Task goal >>
Each line of the data below that includes the string "screenshot" must be copied.

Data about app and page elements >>
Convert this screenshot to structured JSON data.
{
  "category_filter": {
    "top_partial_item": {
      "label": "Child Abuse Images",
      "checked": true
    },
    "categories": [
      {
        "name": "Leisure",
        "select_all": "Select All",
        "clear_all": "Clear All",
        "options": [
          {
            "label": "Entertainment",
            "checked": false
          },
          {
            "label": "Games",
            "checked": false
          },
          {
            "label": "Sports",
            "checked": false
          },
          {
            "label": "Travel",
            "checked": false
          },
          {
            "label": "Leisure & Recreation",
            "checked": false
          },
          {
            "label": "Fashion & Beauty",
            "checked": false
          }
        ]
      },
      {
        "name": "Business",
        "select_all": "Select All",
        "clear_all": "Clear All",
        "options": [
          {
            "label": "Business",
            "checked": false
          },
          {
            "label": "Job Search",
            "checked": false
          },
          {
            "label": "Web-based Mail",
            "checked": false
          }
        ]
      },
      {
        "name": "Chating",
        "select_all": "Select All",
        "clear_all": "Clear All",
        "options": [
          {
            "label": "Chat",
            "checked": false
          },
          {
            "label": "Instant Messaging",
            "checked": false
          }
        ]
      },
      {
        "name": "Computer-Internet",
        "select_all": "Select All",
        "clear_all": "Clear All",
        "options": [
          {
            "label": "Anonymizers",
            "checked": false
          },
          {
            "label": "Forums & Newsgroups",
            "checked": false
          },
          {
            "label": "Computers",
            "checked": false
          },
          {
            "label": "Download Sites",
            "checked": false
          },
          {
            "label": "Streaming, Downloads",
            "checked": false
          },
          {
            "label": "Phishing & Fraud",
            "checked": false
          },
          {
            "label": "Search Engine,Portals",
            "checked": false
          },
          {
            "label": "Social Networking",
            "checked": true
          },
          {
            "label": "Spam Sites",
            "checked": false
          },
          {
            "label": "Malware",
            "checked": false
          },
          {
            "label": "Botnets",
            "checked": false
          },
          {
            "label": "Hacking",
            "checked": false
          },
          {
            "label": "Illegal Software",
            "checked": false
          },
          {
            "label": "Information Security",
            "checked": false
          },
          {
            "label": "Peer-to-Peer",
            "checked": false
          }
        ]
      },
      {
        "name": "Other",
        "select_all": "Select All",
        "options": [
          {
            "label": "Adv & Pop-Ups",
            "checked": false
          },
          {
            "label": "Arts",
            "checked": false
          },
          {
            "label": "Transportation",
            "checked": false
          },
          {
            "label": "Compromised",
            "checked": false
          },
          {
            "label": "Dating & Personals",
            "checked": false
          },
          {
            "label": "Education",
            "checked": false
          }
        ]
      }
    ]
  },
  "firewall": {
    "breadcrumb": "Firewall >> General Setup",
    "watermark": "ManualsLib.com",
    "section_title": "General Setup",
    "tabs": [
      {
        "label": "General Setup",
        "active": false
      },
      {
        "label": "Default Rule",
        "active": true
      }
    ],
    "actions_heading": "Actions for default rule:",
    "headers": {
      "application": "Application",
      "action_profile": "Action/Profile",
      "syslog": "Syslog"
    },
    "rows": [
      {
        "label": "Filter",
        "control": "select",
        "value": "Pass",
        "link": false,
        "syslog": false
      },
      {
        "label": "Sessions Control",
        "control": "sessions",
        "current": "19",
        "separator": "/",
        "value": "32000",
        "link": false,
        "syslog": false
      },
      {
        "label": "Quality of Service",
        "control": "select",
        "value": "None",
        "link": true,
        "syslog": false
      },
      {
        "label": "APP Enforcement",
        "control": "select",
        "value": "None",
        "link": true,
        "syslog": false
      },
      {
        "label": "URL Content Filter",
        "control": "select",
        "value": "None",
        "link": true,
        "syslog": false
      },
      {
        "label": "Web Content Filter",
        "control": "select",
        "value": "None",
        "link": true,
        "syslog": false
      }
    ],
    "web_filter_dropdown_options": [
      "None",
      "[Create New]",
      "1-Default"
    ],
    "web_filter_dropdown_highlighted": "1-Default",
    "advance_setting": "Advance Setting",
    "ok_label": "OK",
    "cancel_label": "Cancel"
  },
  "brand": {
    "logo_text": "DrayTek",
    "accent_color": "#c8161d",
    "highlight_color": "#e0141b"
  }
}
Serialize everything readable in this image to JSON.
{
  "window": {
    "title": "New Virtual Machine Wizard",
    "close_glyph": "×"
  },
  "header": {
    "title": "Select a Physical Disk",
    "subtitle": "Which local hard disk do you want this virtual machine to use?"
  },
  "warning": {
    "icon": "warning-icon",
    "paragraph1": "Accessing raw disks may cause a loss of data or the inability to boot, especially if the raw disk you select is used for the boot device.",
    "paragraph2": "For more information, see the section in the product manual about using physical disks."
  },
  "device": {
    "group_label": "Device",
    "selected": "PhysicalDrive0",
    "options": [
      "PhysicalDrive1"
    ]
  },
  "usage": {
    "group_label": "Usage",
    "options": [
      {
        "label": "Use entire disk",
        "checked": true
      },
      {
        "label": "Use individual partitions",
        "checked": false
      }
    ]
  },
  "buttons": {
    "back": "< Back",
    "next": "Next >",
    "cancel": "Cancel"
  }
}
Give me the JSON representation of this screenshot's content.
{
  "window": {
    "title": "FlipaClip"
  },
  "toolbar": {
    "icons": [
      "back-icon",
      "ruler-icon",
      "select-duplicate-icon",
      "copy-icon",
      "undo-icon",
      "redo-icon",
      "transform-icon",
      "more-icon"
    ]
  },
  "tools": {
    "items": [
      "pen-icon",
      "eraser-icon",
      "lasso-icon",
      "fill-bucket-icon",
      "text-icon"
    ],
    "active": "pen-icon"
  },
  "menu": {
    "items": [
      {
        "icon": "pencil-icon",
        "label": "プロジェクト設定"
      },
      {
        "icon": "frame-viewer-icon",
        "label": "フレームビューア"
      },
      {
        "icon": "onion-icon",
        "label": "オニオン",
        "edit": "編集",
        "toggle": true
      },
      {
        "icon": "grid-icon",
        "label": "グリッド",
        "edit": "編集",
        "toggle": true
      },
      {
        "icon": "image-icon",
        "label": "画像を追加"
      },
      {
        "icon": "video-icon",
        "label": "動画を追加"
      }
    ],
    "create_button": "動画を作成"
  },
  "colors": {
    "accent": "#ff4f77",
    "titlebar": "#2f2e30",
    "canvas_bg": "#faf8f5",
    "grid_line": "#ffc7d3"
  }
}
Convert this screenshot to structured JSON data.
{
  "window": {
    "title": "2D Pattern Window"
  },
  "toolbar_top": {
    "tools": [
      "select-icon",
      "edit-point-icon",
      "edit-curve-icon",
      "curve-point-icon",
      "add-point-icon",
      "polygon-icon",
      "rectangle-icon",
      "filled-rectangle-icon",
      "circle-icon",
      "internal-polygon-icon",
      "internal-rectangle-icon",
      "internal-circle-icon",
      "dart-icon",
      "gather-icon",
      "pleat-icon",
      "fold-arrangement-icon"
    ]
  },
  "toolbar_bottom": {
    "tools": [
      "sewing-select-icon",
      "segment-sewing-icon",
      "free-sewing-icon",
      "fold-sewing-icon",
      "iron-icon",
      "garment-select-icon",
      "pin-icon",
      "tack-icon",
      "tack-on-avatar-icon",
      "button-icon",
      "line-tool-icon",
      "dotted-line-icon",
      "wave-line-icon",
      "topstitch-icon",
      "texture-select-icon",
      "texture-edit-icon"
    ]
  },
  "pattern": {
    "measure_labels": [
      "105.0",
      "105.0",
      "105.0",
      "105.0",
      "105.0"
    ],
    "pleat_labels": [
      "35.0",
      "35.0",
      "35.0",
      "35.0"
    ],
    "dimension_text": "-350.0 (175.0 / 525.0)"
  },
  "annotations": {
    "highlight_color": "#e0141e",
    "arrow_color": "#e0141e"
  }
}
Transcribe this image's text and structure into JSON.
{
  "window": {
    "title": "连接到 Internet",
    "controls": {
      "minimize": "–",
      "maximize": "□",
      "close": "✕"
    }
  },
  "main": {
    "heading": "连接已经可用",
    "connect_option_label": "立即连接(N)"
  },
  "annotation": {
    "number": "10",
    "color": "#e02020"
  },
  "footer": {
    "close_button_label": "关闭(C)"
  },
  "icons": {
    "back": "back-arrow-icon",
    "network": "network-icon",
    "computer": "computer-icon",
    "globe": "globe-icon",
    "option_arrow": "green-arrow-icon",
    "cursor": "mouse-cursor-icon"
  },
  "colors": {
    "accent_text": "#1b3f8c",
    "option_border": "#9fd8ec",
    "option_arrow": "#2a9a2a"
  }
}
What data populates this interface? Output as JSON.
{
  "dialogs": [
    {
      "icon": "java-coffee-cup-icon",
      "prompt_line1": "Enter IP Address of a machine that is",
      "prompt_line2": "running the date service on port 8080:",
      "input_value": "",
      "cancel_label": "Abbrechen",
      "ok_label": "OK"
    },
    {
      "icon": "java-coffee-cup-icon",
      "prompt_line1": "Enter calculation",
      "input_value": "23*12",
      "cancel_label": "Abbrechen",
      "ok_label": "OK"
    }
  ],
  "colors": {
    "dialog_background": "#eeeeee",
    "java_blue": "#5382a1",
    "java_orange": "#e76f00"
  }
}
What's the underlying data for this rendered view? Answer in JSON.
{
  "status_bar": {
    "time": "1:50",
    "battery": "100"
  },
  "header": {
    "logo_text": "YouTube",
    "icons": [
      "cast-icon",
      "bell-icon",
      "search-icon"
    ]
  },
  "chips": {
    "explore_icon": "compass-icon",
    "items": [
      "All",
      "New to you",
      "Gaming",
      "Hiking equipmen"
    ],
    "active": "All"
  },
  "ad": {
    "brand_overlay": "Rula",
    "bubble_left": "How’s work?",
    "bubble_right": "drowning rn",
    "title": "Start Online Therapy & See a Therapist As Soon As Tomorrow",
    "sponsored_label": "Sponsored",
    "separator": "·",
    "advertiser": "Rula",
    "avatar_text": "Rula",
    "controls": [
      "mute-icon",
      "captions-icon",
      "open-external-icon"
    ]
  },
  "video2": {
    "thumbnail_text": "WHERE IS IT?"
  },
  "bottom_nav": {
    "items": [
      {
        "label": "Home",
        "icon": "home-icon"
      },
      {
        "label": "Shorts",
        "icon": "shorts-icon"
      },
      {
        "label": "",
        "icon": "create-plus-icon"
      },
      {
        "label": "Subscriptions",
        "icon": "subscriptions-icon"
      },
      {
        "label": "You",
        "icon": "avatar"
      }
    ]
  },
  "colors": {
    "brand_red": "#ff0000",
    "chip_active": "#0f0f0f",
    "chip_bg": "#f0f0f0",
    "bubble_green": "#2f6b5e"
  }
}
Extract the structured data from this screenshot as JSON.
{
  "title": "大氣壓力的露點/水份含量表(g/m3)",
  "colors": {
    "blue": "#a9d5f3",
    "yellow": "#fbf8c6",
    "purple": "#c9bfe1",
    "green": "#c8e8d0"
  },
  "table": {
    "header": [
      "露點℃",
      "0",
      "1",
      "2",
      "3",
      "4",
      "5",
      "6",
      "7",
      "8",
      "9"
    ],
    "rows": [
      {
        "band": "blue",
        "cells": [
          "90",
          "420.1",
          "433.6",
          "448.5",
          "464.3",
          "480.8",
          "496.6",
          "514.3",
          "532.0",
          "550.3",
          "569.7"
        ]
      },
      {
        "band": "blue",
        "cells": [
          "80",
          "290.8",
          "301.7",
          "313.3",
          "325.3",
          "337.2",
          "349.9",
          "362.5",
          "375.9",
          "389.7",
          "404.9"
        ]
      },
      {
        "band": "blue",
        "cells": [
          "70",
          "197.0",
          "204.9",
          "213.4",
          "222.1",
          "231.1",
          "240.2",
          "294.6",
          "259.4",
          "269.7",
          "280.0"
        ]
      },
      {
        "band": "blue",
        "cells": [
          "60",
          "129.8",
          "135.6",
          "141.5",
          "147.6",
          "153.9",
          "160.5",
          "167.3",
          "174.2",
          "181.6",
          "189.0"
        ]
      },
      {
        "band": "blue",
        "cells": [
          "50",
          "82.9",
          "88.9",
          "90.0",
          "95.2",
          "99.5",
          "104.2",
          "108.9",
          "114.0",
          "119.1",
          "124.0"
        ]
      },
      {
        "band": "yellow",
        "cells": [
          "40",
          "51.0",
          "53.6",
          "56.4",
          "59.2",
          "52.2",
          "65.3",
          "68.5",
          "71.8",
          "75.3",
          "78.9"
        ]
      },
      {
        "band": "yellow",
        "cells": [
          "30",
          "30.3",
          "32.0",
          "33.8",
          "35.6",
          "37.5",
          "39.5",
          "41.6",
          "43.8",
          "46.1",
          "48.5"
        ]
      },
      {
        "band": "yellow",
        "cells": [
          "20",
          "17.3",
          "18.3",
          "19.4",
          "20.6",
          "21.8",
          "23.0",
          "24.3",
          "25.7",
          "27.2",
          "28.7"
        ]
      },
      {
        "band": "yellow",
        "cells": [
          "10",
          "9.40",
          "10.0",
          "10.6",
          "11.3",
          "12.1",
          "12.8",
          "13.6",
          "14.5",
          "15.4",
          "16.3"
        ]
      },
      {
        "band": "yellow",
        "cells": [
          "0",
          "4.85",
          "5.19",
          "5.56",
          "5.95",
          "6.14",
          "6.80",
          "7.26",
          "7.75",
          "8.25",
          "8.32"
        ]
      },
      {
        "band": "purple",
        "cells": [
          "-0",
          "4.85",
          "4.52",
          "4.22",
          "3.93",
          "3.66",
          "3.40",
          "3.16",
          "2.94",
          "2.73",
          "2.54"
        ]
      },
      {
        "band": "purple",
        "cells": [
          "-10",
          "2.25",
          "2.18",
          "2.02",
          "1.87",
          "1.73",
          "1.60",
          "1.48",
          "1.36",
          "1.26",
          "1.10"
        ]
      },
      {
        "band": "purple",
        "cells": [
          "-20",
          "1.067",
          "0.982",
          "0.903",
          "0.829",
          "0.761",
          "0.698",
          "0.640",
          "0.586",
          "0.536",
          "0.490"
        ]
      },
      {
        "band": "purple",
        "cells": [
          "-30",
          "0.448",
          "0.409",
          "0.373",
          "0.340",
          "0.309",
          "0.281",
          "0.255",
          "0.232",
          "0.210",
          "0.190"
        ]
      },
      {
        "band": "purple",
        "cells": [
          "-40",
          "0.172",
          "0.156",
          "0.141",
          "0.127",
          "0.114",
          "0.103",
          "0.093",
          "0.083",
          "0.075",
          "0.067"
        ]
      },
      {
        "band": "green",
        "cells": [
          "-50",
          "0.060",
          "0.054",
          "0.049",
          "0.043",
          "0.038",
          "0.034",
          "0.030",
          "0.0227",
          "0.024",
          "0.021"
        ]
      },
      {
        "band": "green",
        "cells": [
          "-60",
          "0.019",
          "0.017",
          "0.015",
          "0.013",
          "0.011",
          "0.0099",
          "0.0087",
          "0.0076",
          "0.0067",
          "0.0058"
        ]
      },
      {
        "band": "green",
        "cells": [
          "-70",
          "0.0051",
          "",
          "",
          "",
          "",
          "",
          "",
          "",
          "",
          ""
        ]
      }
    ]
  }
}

Written reply >>
Convert this screenshot to structured JSON data.
Give me the JSON representation of this screenshot's content.
Convert this screenshot to structured JSON data.
Extract the structured data from this screenshot as JSON.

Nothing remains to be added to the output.